My old friend Chuck and I were finally able to catch up recently with a Friday lunch squeezed into the end of a busy work week.
He biked to my office in Open Book on Washington Avenue and we strolled over to the nearby restaurant, Spill the Wine. As we walked, I told him how excited I was by my recent first encounter with the green “Nice Ride” bikes. Two days before, I had rented one by the Guthrie, biked over to Public Radio International’s new headquarters in the Warehouse District, deposited it before my meeting, and then did the whole thing in reverse to get back to Open Book.
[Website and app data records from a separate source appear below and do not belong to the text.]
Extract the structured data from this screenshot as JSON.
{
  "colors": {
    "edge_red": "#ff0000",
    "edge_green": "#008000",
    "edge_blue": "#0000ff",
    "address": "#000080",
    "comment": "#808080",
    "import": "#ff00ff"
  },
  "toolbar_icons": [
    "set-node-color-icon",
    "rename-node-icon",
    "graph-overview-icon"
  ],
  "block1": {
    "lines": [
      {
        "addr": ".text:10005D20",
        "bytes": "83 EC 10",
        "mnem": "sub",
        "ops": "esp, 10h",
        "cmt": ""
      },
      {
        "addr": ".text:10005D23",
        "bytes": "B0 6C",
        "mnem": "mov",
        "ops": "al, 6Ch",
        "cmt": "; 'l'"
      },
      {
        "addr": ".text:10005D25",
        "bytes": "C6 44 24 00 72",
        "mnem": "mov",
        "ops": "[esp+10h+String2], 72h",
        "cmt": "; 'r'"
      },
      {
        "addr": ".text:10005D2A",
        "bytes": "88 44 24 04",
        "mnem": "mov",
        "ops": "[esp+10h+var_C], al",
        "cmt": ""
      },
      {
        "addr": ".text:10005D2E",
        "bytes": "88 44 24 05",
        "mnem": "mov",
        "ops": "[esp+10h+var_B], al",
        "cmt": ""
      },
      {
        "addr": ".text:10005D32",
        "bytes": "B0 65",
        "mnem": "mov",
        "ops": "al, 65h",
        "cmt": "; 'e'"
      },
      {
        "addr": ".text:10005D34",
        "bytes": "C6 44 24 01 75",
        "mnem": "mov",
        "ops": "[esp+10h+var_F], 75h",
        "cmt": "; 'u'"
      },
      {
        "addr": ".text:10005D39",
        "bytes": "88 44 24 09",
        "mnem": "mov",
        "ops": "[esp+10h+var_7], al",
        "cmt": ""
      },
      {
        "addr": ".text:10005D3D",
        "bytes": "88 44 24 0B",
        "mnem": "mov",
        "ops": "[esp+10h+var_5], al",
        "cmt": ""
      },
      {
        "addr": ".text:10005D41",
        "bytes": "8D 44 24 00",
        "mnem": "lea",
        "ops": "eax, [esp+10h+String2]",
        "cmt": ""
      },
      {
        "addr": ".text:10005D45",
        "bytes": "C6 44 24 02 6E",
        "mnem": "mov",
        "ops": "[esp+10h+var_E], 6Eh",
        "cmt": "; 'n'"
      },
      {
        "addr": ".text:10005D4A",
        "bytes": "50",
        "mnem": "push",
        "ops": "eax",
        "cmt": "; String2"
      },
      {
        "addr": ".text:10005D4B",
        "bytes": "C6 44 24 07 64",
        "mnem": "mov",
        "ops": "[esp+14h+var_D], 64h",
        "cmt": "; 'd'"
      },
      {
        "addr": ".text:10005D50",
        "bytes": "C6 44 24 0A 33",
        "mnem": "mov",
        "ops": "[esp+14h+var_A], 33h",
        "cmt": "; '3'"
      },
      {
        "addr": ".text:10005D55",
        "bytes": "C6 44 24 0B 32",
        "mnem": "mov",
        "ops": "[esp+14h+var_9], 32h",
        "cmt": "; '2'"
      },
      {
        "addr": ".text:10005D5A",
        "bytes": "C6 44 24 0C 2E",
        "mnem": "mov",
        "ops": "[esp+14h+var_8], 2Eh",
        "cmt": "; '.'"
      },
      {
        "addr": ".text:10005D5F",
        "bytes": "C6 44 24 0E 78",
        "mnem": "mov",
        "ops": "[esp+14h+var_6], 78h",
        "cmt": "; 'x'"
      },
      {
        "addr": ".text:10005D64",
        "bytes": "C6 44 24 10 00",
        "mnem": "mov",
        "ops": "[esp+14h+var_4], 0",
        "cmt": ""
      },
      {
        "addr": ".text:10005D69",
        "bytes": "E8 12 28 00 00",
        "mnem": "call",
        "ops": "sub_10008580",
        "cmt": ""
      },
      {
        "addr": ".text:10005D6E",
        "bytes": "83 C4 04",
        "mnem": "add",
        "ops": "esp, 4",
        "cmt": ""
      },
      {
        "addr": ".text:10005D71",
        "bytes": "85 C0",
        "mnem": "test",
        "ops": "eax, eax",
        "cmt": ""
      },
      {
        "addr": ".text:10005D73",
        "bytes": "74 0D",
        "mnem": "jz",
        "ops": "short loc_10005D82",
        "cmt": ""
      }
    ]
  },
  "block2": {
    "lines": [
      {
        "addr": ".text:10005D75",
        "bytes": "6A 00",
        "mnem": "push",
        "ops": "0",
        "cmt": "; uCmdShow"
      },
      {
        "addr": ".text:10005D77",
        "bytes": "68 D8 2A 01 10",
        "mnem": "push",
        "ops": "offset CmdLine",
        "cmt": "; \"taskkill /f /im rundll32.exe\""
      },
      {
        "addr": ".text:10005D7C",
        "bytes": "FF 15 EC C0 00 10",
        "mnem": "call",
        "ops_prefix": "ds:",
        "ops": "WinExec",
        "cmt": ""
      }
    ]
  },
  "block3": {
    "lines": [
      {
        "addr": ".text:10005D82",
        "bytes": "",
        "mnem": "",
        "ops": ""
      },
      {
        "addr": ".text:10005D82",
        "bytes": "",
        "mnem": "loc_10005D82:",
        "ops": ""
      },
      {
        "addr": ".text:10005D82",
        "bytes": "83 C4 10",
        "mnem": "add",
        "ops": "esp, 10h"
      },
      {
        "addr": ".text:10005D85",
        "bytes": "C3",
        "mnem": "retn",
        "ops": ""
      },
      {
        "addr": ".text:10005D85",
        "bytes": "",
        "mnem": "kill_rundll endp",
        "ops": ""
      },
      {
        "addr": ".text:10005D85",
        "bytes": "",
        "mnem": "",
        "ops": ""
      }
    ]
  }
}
I spent $5 and got a little exercise but better than that, I experienced exactly no aggravation looking for a parking spot. Now that I’ve figured out the system, I’ll get a yearly pass for $60. Chuck said that he has also used the “Nice Ride” bikes as a way to get across Downtown quickly.
As we entered the restaurant, I felt energized as I always do when I learn of an innovation that makes our city systems work better. These bikes are clearly a case of a public/private partnership for a new transportation option that will improve Minneapolis.
In the restaurant, Chuck and I were shown to a window seat facing Washington Avenue. As we passed two women seated next to our table I eyed their lunches and silently decided that I would have the same meal as one of them.
Chuck and I ordered and jumped into an animated conversation about our summers. Just after our meals arrived, a man to my left leapt up alarmed and pointed out the window. My eyes followed his gesture and I instantly jumped up too and shouted, “Oh my God!” A man was lying in the middle of busy Washington Avenue. Cars were swerving to avoid him. I turned to the women at the next table and instinctually shouted in a panic, “Do you see that?!”
The woman laughed nervously, “Isn’t it strange? He has been there for 10 minutes.”
“What! Have you called emergency?”
“No,” she said, taking a final bite of her salad.
I lunged for my cell and dialed 911 in unison with several other diners. At that moment a Minneapolis city utility truck pulled up behind the man to protect him from on-coming traffic. The driver approached the man on the street as my call went through. The operator assured me that someone had already called and an ambulance was on the way.
“We think he had a heart attack,” she reported. As I hung up, sirens started blaring and I could see flashing lights a few blocks away.
Relieved that the man was getting help, Chuck and I sat down at the very moment that torrential rain started pouring from the sky and streams of women in pink rounded the corner onto Washington Avenue from 11th Street.
I quickly realized that the women were part of the three-day Susan G. Komen for the Cure walk for breast cancer research. In an instant they were drenched but they hardly altered their pace except to glance over at the man now being loaded into an ambulance idling by the corner.
Hundreds of woman passed by in the downpour and I marveled at their dedication to give three days to join a movement and help raise money. No doubt some of them suffered from cancer and others were impacted by cancer killing their friends, mothers, and sisters. I hoped that doing something for the common good made them feel less victimized.
When Chuck and I left the restaurant, I restrained from giving the complacent women the evil eye. But truly, how could they just sit there eating, watching a man who was possibly dying in the street?
Plenty of professional systems are in place to enable us to participate in improving our community — the “Nice Ride” bikes, the emergency response system, and nonprofits such as the Susan G. Komen Foundation are just a few examples. But not one of these formal networks can create meaningful change if individual citizens casually gaze on the scene, wondering over a nice lunch, how it will all turn out.
Jocelyn Hale is executive director of the Loft Literary Center.